Tinklenberg’s hub and spoke light rail sound a lot like Professor Anderson’s PRT proposal of the 1960s. Too bad we didn’t do things earlier when purchase of right-of-way would have been simpler and far less costly. Even today, with a comprehensive plan, it would make sense to bond to purchase the land or easements necessary for a comprehensive transportation plan in the urban and urbanizing areas. The plan should be such that it could be continued further out as the metropolitan area expands. When we first talked of metropolitan solutions to some of our government problems we focused on a five county SMSA (economically integrated metro area by fed definition) and I believe we now have a 12 county SMA.
I think all parties involved, including developers and transportation users, should help pay for transportation infrastructure. This could include toll roads.
I am opposed to constitutionally dedicated taxes for any governmental function. The legislature should have the ability to allocate money as needed. I also strongly oppose earmarks – money should be spent for the greatest needs, not the greatest political influence.

Shirley Heaton (10) (10)

Lyall Schwarzkopf (5) (8)
Owners of the development will pass the cost onto the consumer, but there should be some cost for the new development.

Carolyn Ring (4) (7)

Larry Schluter (5) (8)
I have very mixed feelings whether the transportation policy should be involved in development policy rather than basic transportation.



 

    

The Civic Caucus   is a non-partisan, tax-exempt educational organization.   The Core participants include persons of varying political persuasions, reflecting years of leadership in politics and business. Click here  to see a short personal background of each.

   Verne C. Johnson, chair;  Lee Canning,  Charles Clay, Bill Frenzel, 
Paul Gilje,  Jim Hetland,  John Mooty,  Jim Olson,  Wayne Popham  and  John Rollwagen.  

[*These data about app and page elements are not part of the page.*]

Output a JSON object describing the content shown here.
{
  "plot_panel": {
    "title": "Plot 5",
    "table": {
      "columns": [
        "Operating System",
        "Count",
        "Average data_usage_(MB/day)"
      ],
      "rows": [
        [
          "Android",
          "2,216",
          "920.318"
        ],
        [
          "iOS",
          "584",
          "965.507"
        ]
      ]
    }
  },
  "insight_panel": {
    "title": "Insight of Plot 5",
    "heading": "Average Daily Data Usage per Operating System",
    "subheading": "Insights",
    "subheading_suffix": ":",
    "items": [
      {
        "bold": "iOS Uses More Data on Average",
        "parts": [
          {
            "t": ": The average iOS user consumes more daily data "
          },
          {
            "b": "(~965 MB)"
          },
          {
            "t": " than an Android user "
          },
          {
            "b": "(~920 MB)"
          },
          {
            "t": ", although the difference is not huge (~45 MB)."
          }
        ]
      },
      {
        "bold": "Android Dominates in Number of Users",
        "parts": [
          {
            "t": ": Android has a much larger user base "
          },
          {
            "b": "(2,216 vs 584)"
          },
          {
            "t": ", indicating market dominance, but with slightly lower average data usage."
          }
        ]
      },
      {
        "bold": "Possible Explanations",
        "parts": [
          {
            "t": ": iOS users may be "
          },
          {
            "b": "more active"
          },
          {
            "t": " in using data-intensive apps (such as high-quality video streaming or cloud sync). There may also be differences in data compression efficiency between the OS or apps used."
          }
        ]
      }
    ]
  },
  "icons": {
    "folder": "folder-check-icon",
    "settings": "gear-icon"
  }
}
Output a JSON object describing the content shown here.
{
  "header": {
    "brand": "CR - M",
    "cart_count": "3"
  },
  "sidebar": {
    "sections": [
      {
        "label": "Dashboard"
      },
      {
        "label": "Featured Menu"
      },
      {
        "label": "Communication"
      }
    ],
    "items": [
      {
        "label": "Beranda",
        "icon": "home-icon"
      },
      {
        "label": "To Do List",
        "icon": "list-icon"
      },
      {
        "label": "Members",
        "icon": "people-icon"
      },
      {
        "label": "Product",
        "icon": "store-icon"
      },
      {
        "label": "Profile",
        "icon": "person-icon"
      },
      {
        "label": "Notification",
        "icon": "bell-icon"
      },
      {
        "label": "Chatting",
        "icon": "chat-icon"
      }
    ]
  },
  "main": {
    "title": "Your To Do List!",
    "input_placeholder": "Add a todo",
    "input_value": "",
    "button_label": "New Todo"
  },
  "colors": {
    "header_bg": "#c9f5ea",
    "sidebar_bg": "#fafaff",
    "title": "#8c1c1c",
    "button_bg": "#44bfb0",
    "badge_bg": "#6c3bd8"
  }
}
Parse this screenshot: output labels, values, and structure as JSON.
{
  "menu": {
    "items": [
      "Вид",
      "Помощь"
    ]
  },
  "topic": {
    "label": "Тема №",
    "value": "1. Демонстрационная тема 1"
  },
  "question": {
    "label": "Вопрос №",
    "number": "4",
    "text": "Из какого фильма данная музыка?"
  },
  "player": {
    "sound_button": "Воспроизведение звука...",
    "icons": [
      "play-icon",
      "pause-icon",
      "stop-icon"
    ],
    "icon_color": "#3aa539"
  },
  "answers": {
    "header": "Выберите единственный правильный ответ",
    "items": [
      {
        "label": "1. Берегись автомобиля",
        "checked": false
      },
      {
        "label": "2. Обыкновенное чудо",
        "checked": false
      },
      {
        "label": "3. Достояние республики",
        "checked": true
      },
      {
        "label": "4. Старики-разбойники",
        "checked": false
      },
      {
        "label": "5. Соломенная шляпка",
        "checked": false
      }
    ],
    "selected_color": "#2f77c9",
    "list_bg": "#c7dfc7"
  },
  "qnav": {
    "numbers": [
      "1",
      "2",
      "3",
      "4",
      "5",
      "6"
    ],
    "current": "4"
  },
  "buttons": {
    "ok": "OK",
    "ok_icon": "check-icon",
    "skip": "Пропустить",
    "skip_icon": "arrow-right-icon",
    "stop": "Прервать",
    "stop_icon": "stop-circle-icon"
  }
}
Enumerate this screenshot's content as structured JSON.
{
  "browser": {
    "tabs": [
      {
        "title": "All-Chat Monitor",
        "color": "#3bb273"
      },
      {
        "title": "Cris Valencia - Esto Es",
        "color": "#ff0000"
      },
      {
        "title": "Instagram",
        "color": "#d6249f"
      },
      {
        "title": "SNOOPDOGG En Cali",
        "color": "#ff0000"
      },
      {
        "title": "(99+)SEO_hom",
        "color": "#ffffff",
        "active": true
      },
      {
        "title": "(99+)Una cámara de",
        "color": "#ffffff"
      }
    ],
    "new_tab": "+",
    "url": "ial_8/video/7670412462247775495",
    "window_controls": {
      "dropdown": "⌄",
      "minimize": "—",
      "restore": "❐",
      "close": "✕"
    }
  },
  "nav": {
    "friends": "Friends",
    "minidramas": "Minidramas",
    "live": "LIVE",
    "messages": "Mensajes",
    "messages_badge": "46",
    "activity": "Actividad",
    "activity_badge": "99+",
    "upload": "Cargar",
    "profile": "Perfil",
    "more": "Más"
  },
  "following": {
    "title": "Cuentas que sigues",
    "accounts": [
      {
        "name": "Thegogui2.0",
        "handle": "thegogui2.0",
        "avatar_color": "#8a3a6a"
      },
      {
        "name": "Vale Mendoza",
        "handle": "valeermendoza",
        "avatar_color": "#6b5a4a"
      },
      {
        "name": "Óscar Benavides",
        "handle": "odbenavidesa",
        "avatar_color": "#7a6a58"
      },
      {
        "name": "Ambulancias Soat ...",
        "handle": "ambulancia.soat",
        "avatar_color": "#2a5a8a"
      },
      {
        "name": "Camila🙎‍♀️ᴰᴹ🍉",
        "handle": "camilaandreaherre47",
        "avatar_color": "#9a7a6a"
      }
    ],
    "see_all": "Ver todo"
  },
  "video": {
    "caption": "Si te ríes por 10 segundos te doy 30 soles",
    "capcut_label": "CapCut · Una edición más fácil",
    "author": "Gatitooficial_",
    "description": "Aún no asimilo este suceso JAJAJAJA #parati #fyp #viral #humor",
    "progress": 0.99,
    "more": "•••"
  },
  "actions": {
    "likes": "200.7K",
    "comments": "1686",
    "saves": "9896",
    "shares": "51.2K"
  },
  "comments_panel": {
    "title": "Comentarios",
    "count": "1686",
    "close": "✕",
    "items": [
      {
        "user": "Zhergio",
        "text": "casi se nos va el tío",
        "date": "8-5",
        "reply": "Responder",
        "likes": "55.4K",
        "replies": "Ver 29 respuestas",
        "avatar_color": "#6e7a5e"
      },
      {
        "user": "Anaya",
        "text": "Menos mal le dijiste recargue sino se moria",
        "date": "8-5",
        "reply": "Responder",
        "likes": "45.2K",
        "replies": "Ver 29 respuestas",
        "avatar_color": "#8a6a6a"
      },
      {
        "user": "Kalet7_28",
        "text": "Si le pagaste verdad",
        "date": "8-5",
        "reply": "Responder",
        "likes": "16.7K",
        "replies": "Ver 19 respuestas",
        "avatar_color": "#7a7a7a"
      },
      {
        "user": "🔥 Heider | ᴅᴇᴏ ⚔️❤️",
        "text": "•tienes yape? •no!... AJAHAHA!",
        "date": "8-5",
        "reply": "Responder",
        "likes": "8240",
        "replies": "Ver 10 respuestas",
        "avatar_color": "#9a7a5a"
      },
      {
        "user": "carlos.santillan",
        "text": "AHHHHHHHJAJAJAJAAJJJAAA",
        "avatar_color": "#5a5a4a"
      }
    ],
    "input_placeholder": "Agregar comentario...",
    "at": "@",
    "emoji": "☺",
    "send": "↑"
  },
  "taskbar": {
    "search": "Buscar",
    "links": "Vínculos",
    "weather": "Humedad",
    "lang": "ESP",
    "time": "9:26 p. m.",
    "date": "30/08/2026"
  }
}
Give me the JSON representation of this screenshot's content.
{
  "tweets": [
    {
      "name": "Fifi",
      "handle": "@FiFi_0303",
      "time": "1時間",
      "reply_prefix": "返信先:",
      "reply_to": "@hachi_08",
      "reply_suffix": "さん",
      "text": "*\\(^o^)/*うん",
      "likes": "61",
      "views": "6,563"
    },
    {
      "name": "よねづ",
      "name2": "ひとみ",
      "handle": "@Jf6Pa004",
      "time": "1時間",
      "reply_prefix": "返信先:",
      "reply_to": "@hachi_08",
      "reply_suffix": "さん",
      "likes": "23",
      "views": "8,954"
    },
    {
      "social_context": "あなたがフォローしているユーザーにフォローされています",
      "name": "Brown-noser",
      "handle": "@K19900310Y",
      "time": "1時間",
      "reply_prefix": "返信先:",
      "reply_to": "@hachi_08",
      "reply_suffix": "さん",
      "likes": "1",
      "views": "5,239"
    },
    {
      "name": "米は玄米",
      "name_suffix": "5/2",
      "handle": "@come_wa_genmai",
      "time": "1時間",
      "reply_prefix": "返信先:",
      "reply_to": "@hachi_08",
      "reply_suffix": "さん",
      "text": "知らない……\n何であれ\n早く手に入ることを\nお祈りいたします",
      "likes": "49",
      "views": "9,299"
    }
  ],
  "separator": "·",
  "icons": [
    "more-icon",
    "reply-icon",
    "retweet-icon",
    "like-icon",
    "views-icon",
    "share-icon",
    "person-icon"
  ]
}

©
The Civic Caucus, 05-27-2008
8301 Creekside Circle #920,   Bloomington, MN 55437.  civiccaucus@comcast.net
Verne C. Johnson, chair, 952-835-4549,       Paul A. Gilje, coordinator, 952-890-5220.

contact webmaster
 

 

 

Hit Counter